- _PROBLEM STATEMENT_:
Below are some entries; state how many of their lines contain the word "Tracker", with nothing else in the reply.

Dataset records

○ ○ ○ ○ ○ ○ ○

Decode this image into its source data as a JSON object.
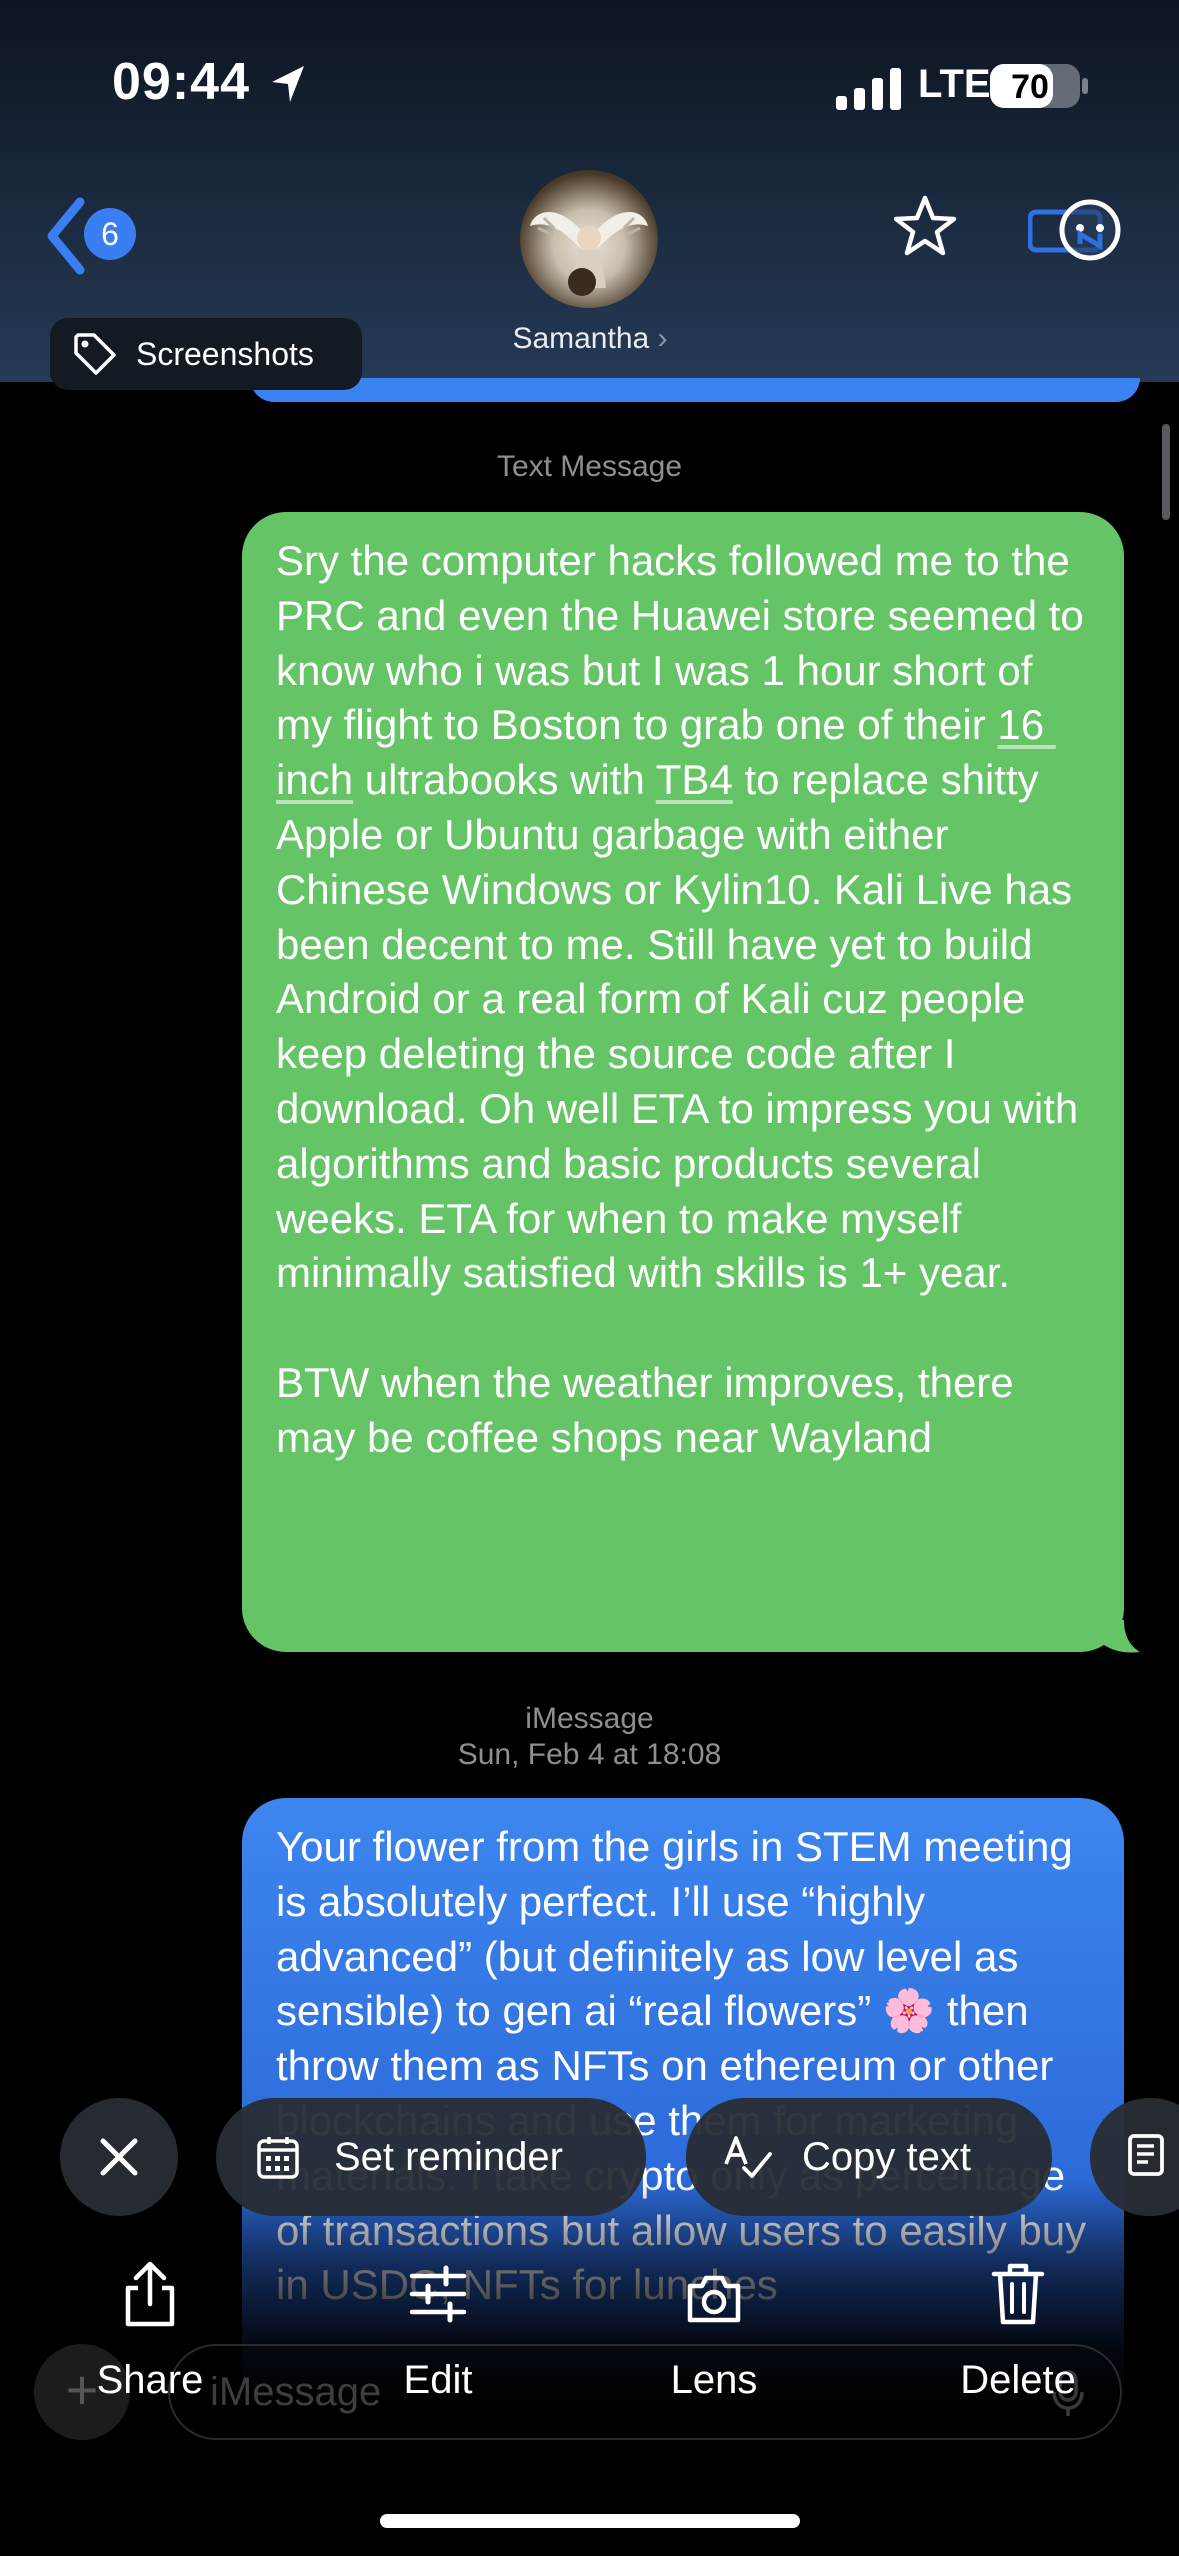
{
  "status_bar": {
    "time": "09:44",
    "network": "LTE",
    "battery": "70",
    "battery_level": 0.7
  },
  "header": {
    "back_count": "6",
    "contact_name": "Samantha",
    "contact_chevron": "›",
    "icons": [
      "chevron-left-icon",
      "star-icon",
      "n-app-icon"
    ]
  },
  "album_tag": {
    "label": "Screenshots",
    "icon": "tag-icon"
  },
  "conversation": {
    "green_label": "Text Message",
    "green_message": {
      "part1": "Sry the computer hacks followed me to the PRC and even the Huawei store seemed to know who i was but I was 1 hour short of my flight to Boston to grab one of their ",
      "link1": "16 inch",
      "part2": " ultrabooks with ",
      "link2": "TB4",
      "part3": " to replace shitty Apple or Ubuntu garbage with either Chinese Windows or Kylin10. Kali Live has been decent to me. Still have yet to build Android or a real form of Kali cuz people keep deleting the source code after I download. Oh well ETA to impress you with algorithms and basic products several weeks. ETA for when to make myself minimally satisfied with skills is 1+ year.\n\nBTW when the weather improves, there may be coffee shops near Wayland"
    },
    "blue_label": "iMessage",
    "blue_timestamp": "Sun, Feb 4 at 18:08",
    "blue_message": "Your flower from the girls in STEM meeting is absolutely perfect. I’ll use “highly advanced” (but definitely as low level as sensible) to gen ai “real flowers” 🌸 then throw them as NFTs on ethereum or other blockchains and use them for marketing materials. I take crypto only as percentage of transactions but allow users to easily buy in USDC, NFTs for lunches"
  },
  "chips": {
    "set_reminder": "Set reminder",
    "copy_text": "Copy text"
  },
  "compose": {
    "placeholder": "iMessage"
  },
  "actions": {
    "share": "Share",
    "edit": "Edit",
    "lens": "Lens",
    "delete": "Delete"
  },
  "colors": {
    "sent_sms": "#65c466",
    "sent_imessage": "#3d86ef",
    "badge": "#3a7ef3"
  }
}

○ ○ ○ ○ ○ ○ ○

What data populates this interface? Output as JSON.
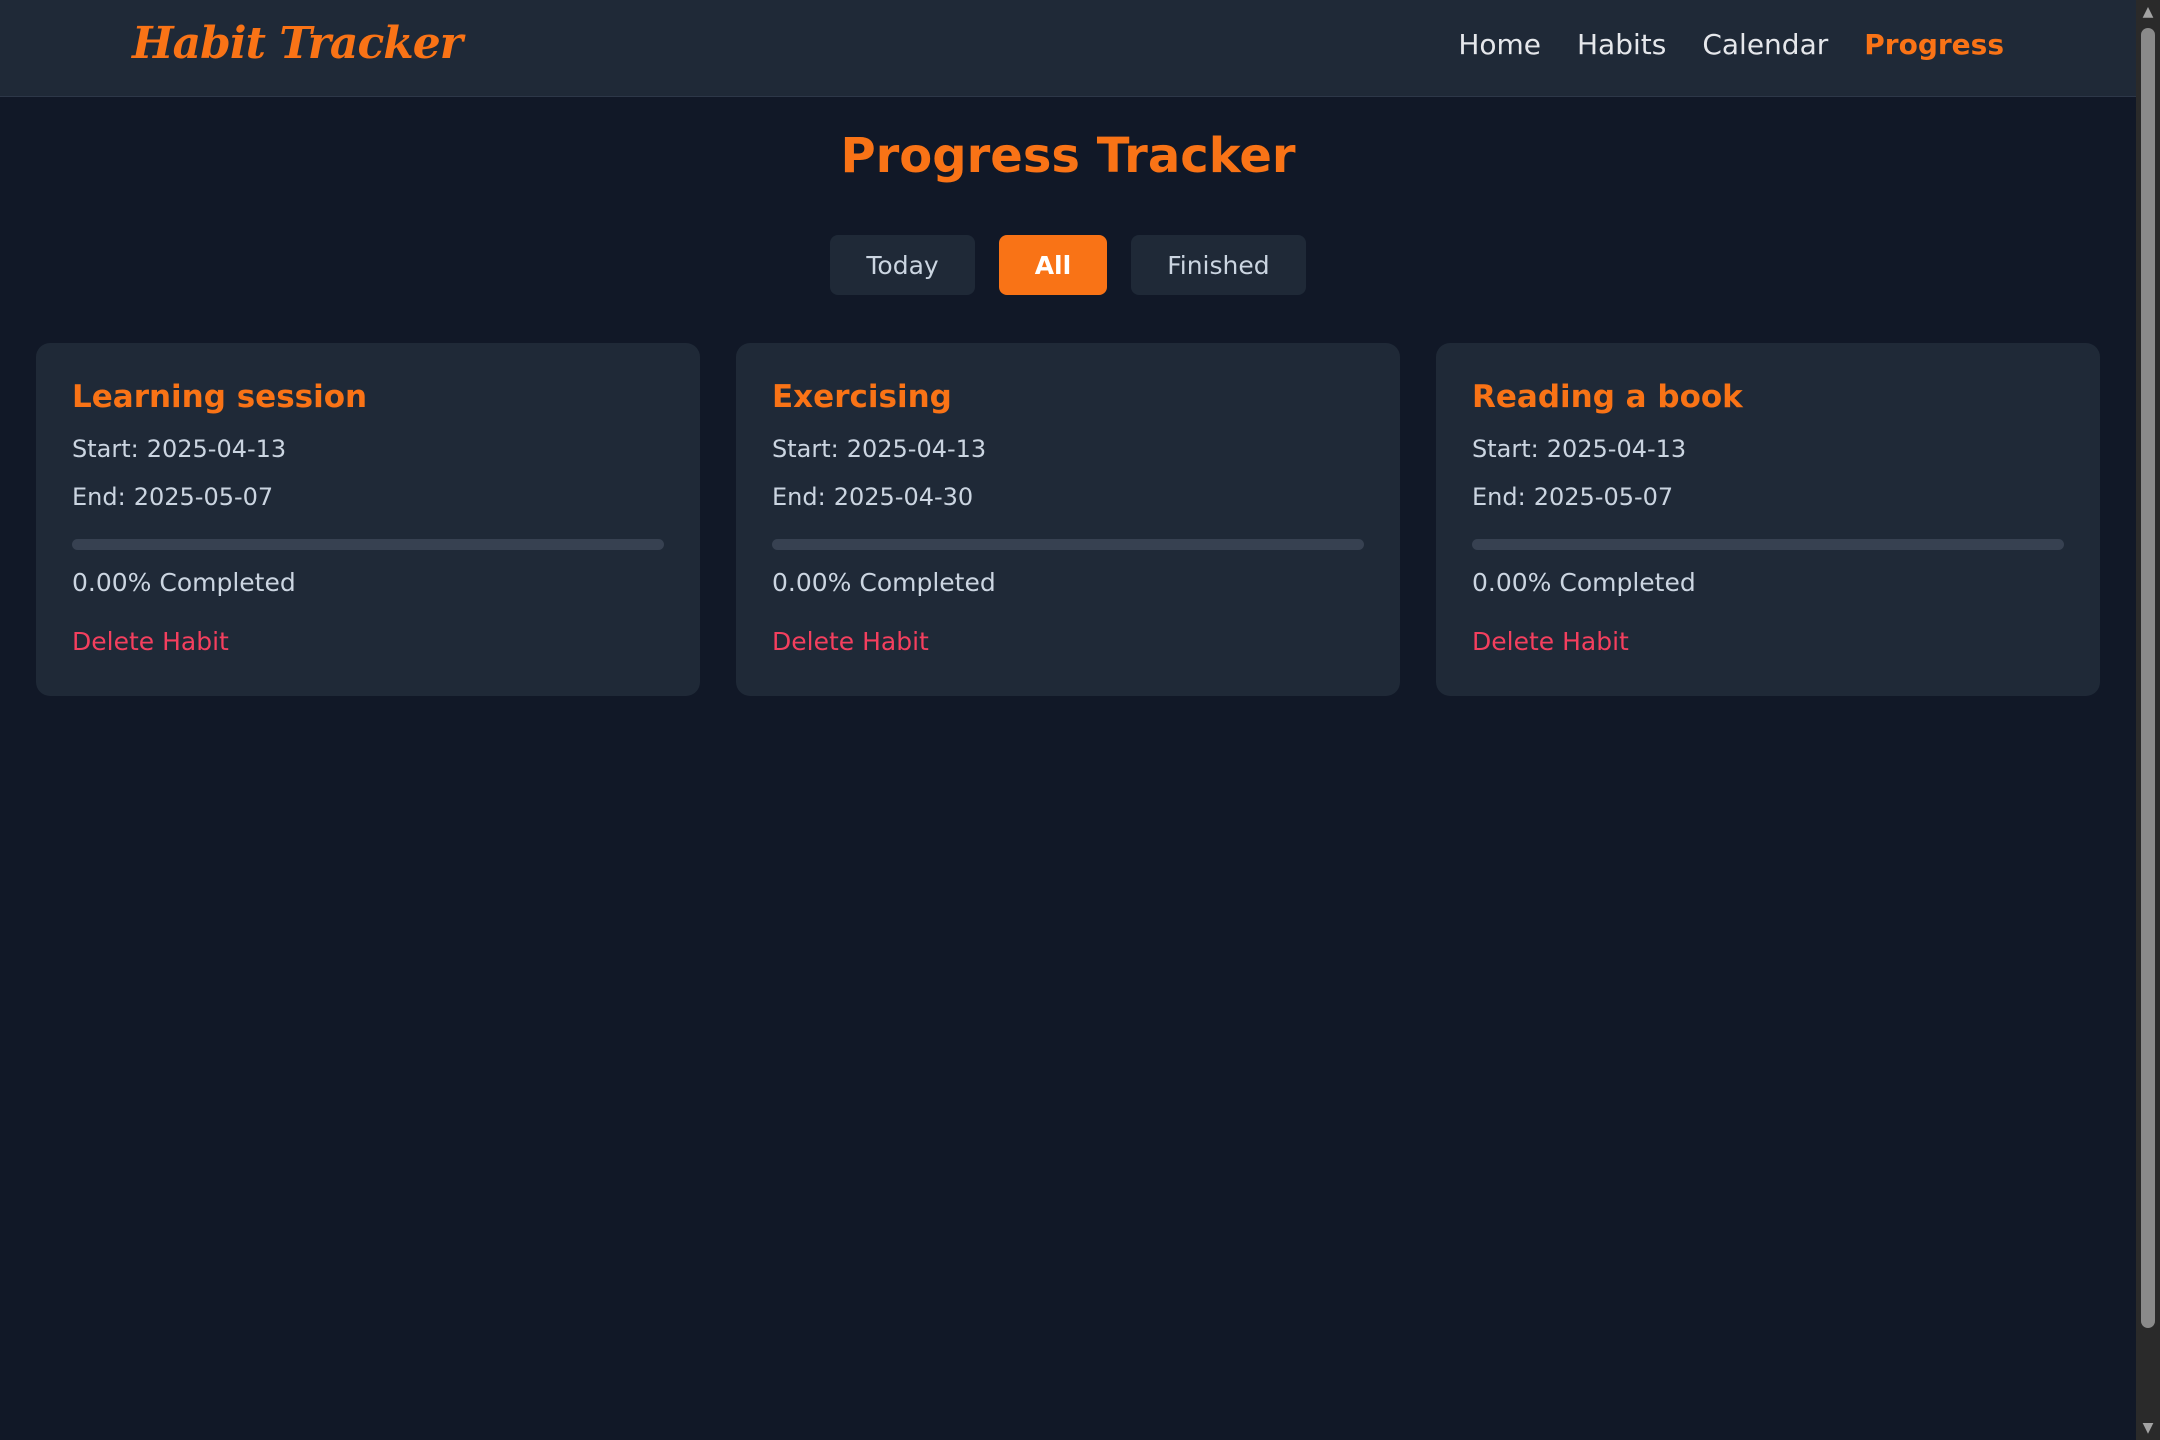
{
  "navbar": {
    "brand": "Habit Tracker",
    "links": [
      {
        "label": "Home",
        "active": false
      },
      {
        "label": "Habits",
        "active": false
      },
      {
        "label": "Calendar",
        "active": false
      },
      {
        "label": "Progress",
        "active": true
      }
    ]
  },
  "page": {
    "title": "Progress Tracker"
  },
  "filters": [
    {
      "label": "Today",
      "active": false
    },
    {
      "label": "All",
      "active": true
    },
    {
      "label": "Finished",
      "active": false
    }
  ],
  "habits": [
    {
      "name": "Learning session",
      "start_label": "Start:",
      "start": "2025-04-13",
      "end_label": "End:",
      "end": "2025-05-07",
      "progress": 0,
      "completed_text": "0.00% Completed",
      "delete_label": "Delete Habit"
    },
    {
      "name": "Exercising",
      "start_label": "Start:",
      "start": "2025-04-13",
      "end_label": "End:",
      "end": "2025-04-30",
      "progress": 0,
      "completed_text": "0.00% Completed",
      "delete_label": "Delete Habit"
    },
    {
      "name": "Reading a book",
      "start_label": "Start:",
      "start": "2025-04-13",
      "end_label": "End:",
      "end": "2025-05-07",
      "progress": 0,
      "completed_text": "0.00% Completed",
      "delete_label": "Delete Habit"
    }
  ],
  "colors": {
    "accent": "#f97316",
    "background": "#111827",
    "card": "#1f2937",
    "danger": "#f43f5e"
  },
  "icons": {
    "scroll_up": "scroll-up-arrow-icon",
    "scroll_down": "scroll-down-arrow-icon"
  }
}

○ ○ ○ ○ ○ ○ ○

- _EXERCISE RESPONSE_:
2